- Legislation to criminalise the purchase of sex and de-criminalise the selling of sex should be enacted. Resources and training to ensure that law enforcement is effective should be guaranteed
- Public awareness campaigns should be resourced which demonstrate the intrinsic harm of prostitution and aim to to change cultural attitudes on the acceptability of the buying of a person for sex
1These are reviews by the buyers of sex on their views of the women from whom they bought sex
Summary on Swedish research
Summary of Primetime investigates
EU study on demand
The Netherlands introduced legislation in 2000 to legalise the commercial exploitation of prostitution provided that this involved people who are of age, and who carry out their work voluntarily and legally. The stated objectives of the law were: to penalise all forms of exploitation in the prostitution sector; legalise ‘acceptable’ commercial prostitution and remove ‘unacceptable’ forms of prostitution including trafficking, involuntary prostitution, and child sexual exploitation. It is worth noting that a major impetus and rationale for the law was to improve the health and welfare of sex workers, reduce organised criminal involvement and eliminate pimping. A comprehensive evaluation in 2007 indicated that few if any if the stated objectives have been realised and that the law has had many negative consequences.1 Findings of the evaluation include:
- Estimated 25,000 people in prostitution in the legal sector with 1,300 – 1,700 legal brothels/location bound premises
- 900 – 1,000 victims of human trafficking are being identified annually
- Unknown number of illegal and non-location bound premises i.e. private apartments
- Pimping is widespread as checks are focused only on owners of the establishments and pimps operate outside
- Girls arriving at legal locations on their 18th birthday; boyfriend/’lover boy’ identified as pimps
- Evidence that half those in escort business are very young and started pre age 20
- Emotional well-being of women is now lower than in 2001 on all measured aspects, and the use of sedatives has increased
- Only 6% of municipalities had a policy on exiting
- Police capacity being used up for inspections in the regulated sector rather than criminal aspects of illegal sector
- Highly regarded measures to tackle trafficking with huge resources yet still have over 1,000 trafficked victims a year
- Number of foreign prostitutes working without a valid residence permit had decrease
- Increase in prostitutes from East European countries that fall under the EEA
- Increased concern by police in Amsterdam consistently stating the policy is not working
- The non-location bound premises i.e. escort agencies and internet prostitution continues to expand outside the regulated sector
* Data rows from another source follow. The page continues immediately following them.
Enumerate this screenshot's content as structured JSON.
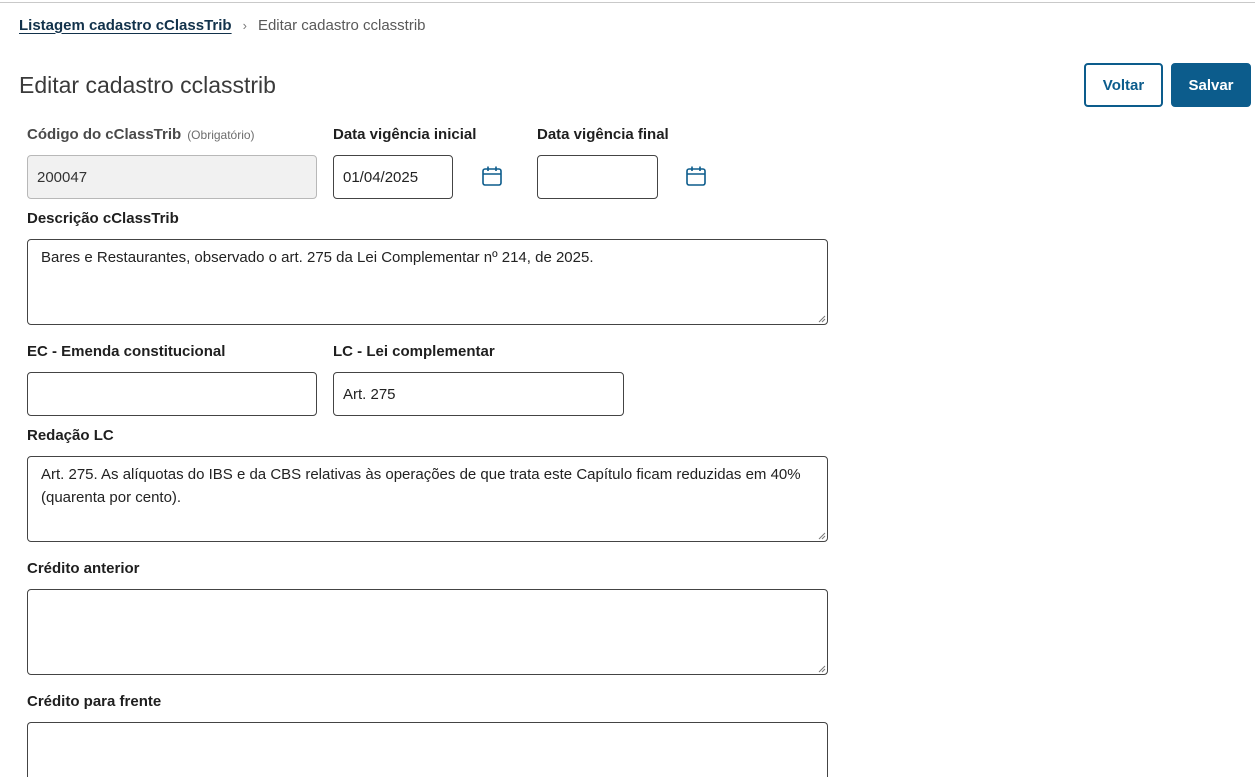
{
  "breadcrumb": {
    "parent": "Listagem cadastro cClassTrib",
    "separator": "›",
    "current": "Editar cadastro cclasstrib"
  },
  "page": {
    "title": "Editar cadastro cclasstrib"
  },
  "actions": {
    "back_label": "Voltar",
    "save_label": "Salvar"
  },
  "form": {
    "codigo": {
      "label": "Código do cClassTrib",
      "hint": "(Obrigatório)",
      "value": "200047"
    },
    "data_inicial": {
      "label": "Data vigência inicial",
      "value": "01/04/2025"
    },
    "data_final": {
      "label": "Data vigência final",
      "value": ""
    },
    "descricao": {
      "label": "Descrição cClassTrib",
      "value": "Bares e Restaurantes, observado o art. 275 da Lei Complementar nº 214, de 2025."
    },
    "ec": {
      "label": "EC - Emenda constitucional",
      "value": ""
    },
    "lc": {
      "label": "LC - Lei complementar",
      "value": "Art. 275"
    },
    "redacao": {
      "label": "Redação LC",
      "value": "Art. 275. As alíquotas do IBS e da CBS relativas às operações de que trata este Capítulo ficam reduzidas em 40% (quarenta por cento)."
    },
    "credito_anterior": {
      "label": "Crédito anterior",
      "value": ""
    },
    "credito_frente": {
      "label": "Crédito para frente",
      "value": ""
    }
  },
  "colors": {
    "primary": "#0c5c8c",
    "link": "#12324b",
    "disabled_bg": "#f1f1f1"
  },
  "icons": {
    "calendar": "calendar-icon",
    "separator": "chevron-right-icon"
  }
}
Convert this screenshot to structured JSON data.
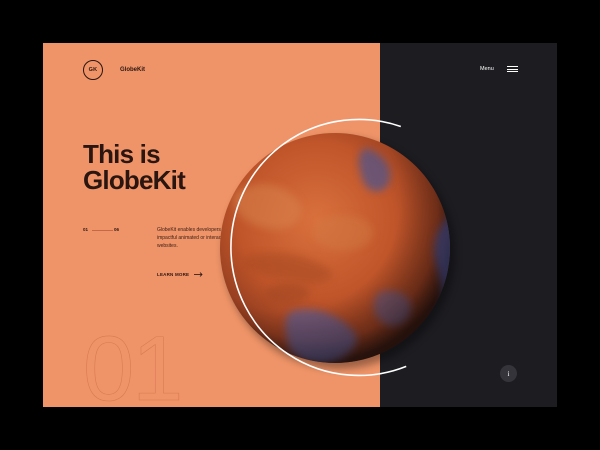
{
  "header": {
    "logo_initials": "GK",
    "brand_name": "GlobeKit",
    "menu_label": "Menu"
  },
  "hero": {
    "title_line1": "This is",
    "title_line2": "GlobeKit",
    "pager_current": "01",
    "pager_total": "06",
    "description": "GlobeKit enables developers to quickly add impactful animated or interactive globes to websites.",
    "cta_label": "LEARN MORE",
    "background_number": "01"
  },
  "info_button_label": "i",
  "colors": {
    "left_panel": "#ef9468",
    "right_panel": "#1d1c21",
    "text_dark": "#2a1510",
    "planet_red": "#c0552a",
    "planet_blue": "#48508e"
  },
  "icons": [
    "logo-circle",
    "arrow-right-icon",
    "hamburger-icon",
    "info-icon",
    "mars-globe"
  ]
}
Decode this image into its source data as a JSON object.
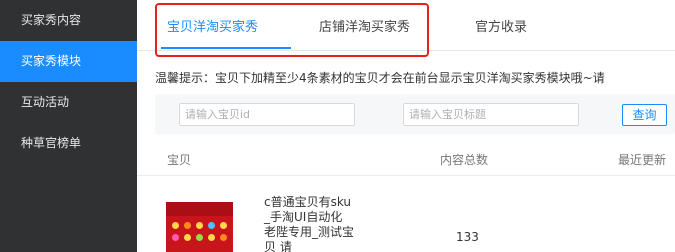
{
  "sidebar": {
    "items": [
      {
        "label": "买家秀内容",
        "active": false
      },
      {
        "label": "买家秀模块",
        "active": true
      },
      {
        "label": "互动活动",
        "active": false
      },
      {
        "label": "种草官榜单",
        "active": false
      }
    ]
  },
  "tabs": [
    {
      "label": "宝贝洋淘买家秀",
      "active": true
    },
    {
      "label": "店铺洋淘买家秀",
      "active": false
    },
    {
      "label": "官方收录",
      "active": false
    }
  ],
  "tip": "温馨提示：宝贝下加精至少4条素材的宝贝才会在前台显示宝贝洋淘买家秀模块哦~请",
  "filter": {
    "id_placeholder": "请输入宝贝id",
    "title_placeholder": "请输入宝贝标题",
    "search_label": "查询"
  },
  "table": {
    "headers": [
      "宝贝",
      "内容总数",
      "最近更新"
    ],
    "rows": [
      {
        "name": "c普通宝贝有sku_手淘UI自动化老陛专用_测试宝贝 请",
        "count": "133"
      }
    ]
  },
  "colors": {
    "sidebar_bg": "#2f3133",
    "accent": "#1a8cff",
    "highlight": "#e5211d"
  }
}
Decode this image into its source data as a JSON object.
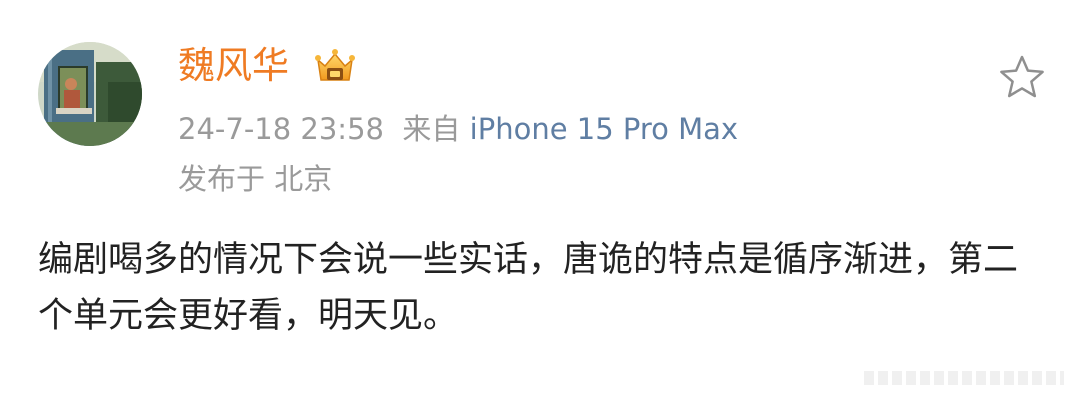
{
  "post": {
    "user": {
      "name": "魏风华"
    },
    "meta": {
      "time": "24-7-18 23:58",
      "source_prefix": "来自",
      "source": "iPhone 15 Pro Max"
    },
    "location": "发布于 北京",
    "content": "编剧喝多的情况下会说一些实话，唐诡的特点是循序渐进，第二个单元会更好看，明天见。"
  },
  "icons": {
    "badge": "vip-crown-badge-icon",
    "favorite": "star-outline-icon"
  },
  "colors": {
    "username": "#ef7b23",
    "meta": "#9a9a9a",
    "source_link": "#5f7ea3",
    "text": "#222222"
  }
}
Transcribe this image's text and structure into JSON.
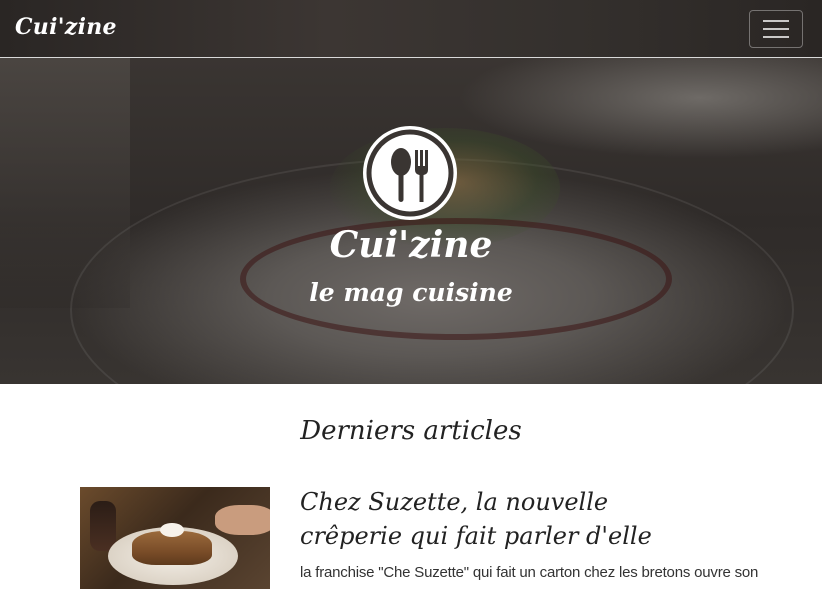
{
  "navbar": {
    "brand": "Cui'zine",
    "toggle_icon": "hamburger-menu-icon"
  },
  "hero": {
    "logo_icon": "spoon-fork-icon",
    "title": "Cui'zine",
    "subtitle": "le mag cuisine"
  },
  "articles": {
    "heading": "Derniers articles",
    "items": [
      {
        "title_line1": "Chez Suzette, la nouvelle",
        "title_line2": "crêperie qui fait parler d'elle",
        "excerpt": "la franchise \"Che Suzette\" qui fait un carton chez les bretons ouvre son"
      }
    ]
  },
  "colors": {
    "navbar_bg": "#2f2b29",
    "hero_overlay": "#3a3532",
    "text_dark": "#222222",
    "white": "#ffffff"
  }
}
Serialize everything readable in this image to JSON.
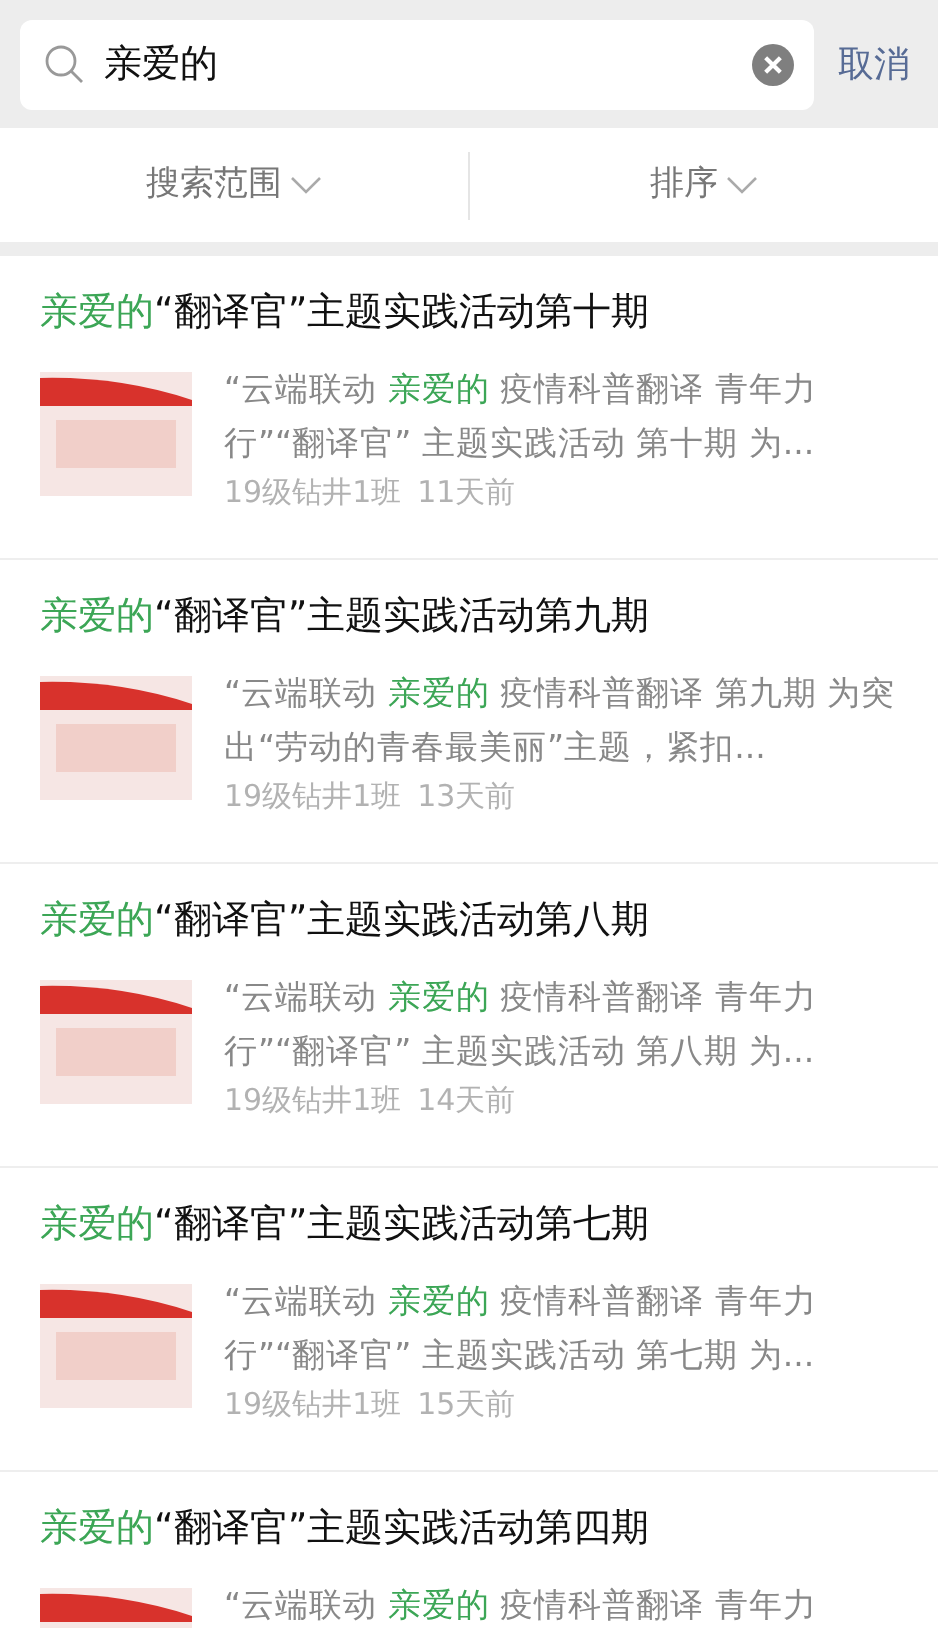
{
  "search": {
    "value": "亲爱的",
    "cancel": "取消"
  },
  "filters": [
    {
      "label": "搜索范围"
    },
    {
      "label": "排序"
    }
  ],
  "results": [
    {
      "title": [
        {
          "text": "亲爱的",
          "highlight": true
        },
        {
          "text": "“翻译官”主题实践活动第十期",
          "highlight": false
        }
      ],
      "snippet": [
        {
          "text": "“云端联动 ",
          "highlight": false
        },
        {
          "text": "亲爱的",
          "highlight": true
        },
        {
          "text": " 疫情科普翻译 青年力行”“翻译官” 主题实践活动 第十期 为...",
          "highlight": false
        }
      ],
      "source": "19级钻井1班",
      "time": "11天前"
    },
    {
      "title": [
        {
          "text": "亲爱的",
          "highlight": true
        },
        {
          "text": "“翻译官”主题实践活动第九期",
          "highlight": false
        }
      ],
      "snippet": [
        {
          "text": "“云端联动 ",
          "highlight": false
        },
        {
          "text": "亲爱的",
          "highlight": true
        },
        {
          "text": " 疫情科普翻译 第九期 为突出“劳动的青春最美丽”主题，紧扣...",
          "highlight": false
        }
      ],
      "source": "19级钻井1班",
      "time": "13天前"
    },
    {
      "title": [
        {
          "text": "亲爱的",
          "highlight": true
        },
        {
          "text": "“翻译官”主题实践活动第八期",
          "highlight": false
        }
      ],
      "snippet": [
        {
          "text": "“云端联动 ",
          "highlight": false
        },
        {
          "text": "亲爱的",
          "highlight": true
        },
        {
          "text": " 疫情科普翻译 青年力行”“翻译官” 主题实践活动 第八期 为...",
          "highlight": false
        }
      ],
      "source": "19级钻井1班",
      "time": "14天前"
    },
    {
      "title": [
        {
          "text": "亲爱的",
          "highlight": true
        },
        {
          "text": "“翻译官”主题实践活动第七期",
          "highlight": false
        }
      ],
      "snippet": [
        {
          "text": "“云端联动 ",
          "highlight": false
        },
        {
          "text": "亲爱的",
          "highlight": true
        },
        {
          "text": " 疫情科普翻译 青年力行”“翻译官” 主题实践活动 第七期 为...",
          "highlight": false
        }
      ],
      "source": "19级钻井1班",
      "time": "15天前"
    },
    {
      "title": [
        {
          "text": "亲爱的",
          "highlight": true
        },
        {
          "text": "“翻译官”主题实践活动第四期",
          "highlight": false
        }
      ],
      "snippet": [
        {
          "text": "“云端联动 ",
          "highlight": false
        },
        {
          "text": "亲爱的",
          "highlight": true
        },
        {
          "text": " 疫情科普翻译 青年力",
          "highlight": false
        }
      ]
    }
  ]
}
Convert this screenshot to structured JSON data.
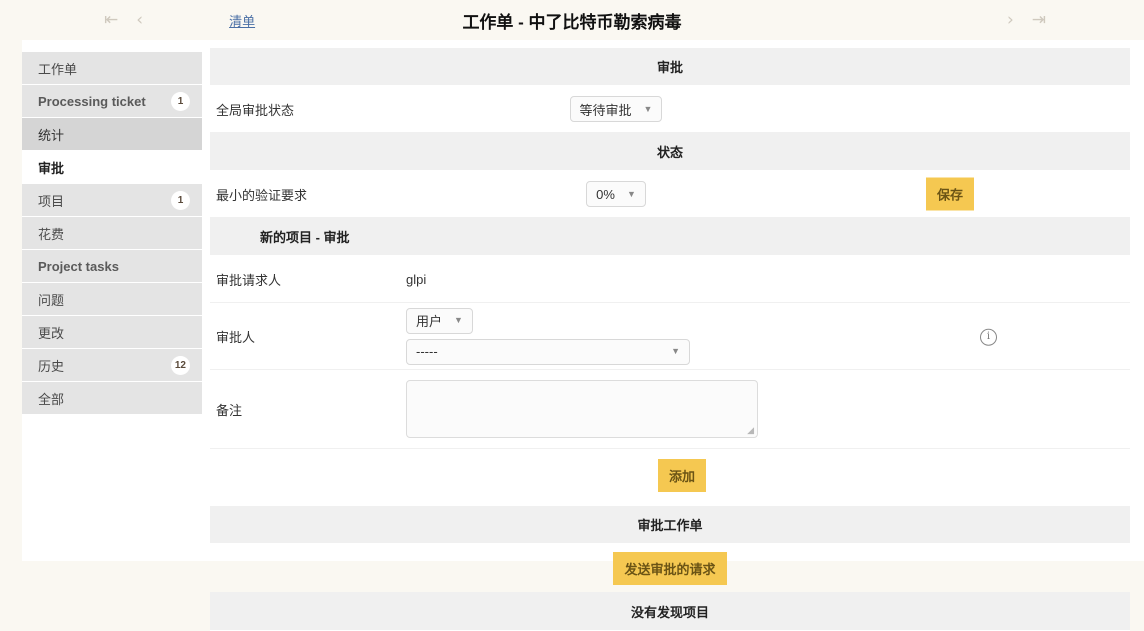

The authors of the evaluation conclude that it was ‘virtually impossible’ to ascertain whether the law had succeeded in combating the exploitation of involuntary prostitution and that pimping is widespread. Although they could find no evidence of children in the legal sector, a worrying phenomenon they found was that girls are arriving at legal places on their 18th birthday having been groomed and possibly prostituted elsewhere from an early age by boyfriend/’lover boy’ pimps. There was also evidence that half of those in escort business were very young and had started before the age of 20. Perhaps given the constant reference to the welfare of sex workers in the discussion document, a critical finding was that the emotional well-being of women is now lower than in 2001 on all measured aspects, and the use of sedatives has increased. Furthermore, despite a commitment to the setting up of exit routes for women, as the majority of women stated their wish to leave the industry, only 6% of municipalities had done so.
1Daalder, A. L. (2007). Prostitution in the Netherlands since the lifting of the brothel ban. The Netherlands: Research and Documentation Center/Wetenschappelijk Onderzoek-en-Documentatiecentrum (WODC).